All Eve Woodfin wanted for Christmas was $80,000 to save the early childhood program which opened recently in Tarrytown. She didn't get her wish so now it's down to making resolutions for 2012. "I have six months," she said.
The director of is both desperate and hopeful that she will win enough funding to keep the already popular center open by the June cut-off date given by its operating organization The Guidance Center.
One year ago, the Center took over the decades-old Parents Place and subsequently moved them from White Plains to their new location in Tarrytown. In White Plains, they had been renting a space from a church that they could only use for two hours a day -- the same rate they found here for a space that is theirs to use all day.
The program has grown into their new digs on Central Avenue, adding a Family Fun Day for parents with autistic children, and offering birthday party packages (of which they've already booked two). But as of next week, they will be cutting a day off their daily programming in the hopes they can do something different on Thursdays that might generate more funding.
There's no shortage of patrons, who pay $8 per family to come play, snack, sing and craft for two hours each morning. "We have 140 parents registered. Our numbers are great, but the money we get from parents does not by any means support the program," Woodfin said.
The money that really runs the place comes from grants (the United Way is a big sponsor), state funding, and private donors, all of which they could use more of. "We need help," Woodfin said.
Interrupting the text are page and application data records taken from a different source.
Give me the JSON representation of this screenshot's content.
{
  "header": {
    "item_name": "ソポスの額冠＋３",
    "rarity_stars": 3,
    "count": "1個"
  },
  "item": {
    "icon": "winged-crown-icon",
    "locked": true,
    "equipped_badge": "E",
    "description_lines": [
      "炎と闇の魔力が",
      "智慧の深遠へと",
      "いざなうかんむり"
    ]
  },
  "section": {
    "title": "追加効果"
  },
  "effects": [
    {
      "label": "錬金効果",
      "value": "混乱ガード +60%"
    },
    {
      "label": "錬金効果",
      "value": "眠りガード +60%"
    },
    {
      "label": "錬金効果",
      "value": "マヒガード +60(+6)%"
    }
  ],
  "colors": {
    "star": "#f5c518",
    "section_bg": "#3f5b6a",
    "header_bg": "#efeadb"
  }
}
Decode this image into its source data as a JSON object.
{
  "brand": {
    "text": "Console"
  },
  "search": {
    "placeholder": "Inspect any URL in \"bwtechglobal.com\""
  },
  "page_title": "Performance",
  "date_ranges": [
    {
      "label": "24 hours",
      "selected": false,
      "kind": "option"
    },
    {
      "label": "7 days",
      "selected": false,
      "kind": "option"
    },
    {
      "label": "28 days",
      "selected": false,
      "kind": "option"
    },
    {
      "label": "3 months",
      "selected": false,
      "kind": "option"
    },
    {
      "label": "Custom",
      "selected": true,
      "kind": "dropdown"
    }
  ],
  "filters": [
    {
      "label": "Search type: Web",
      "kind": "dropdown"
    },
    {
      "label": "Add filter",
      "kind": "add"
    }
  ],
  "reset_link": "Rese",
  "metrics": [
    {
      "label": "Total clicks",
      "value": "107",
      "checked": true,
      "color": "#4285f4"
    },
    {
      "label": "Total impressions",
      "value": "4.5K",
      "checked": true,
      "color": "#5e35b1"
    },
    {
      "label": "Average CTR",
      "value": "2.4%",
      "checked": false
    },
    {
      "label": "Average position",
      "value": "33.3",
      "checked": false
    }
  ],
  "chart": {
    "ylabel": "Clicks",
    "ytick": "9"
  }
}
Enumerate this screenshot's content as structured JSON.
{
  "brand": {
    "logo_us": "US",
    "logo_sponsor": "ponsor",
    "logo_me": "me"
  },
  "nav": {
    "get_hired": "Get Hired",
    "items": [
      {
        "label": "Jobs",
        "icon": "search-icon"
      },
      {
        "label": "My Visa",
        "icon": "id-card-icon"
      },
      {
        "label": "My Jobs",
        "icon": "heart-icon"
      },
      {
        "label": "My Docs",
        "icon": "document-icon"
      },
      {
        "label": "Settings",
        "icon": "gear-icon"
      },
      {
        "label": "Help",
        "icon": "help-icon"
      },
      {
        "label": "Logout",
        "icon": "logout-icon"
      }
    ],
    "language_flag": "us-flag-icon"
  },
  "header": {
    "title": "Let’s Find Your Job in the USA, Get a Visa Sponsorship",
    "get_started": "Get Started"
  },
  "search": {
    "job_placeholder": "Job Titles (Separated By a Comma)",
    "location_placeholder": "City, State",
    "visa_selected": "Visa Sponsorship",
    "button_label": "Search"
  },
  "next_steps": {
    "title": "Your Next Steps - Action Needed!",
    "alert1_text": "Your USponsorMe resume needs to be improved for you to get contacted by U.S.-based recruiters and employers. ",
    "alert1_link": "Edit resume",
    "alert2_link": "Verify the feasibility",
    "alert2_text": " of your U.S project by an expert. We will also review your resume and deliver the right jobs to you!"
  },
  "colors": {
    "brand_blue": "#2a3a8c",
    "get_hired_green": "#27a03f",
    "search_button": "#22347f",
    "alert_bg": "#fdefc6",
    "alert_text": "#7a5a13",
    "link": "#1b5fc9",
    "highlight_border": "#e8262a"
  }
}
It took a year to get the program Early Intervention-certified and by then it was too late in the state budgeting process to win the funding they had anticipated for the services they offer to children with special needs. Now the window of time the Center afforded them to generate enough dollars is running out.
Woodfin is planning a benefit brunch in March, date to be determined, for $50 per person at the venue. She hopes to accrue some "big ticket" items to raffle off like…a car, or at least something coveted like an iPod. She urges anybody in the community with something special to donate for the raffle to please contact her.
Woodfin wanted to stress that though Parents Place is equipped to help students with special needs, all are welcome. Her vision of attracting all types of families has come to fruition, as evidenced by the diverse crowd of all income levels, many races enjoying this cheerful space. "It's like the United Nations in here," she said, adding, "To close the program would be devastating."
For more information, contact Parents Place at (914) 631-2513 or Director Eve Woodfin via email at firstname.lastname@example.org. Or follow this link to their website.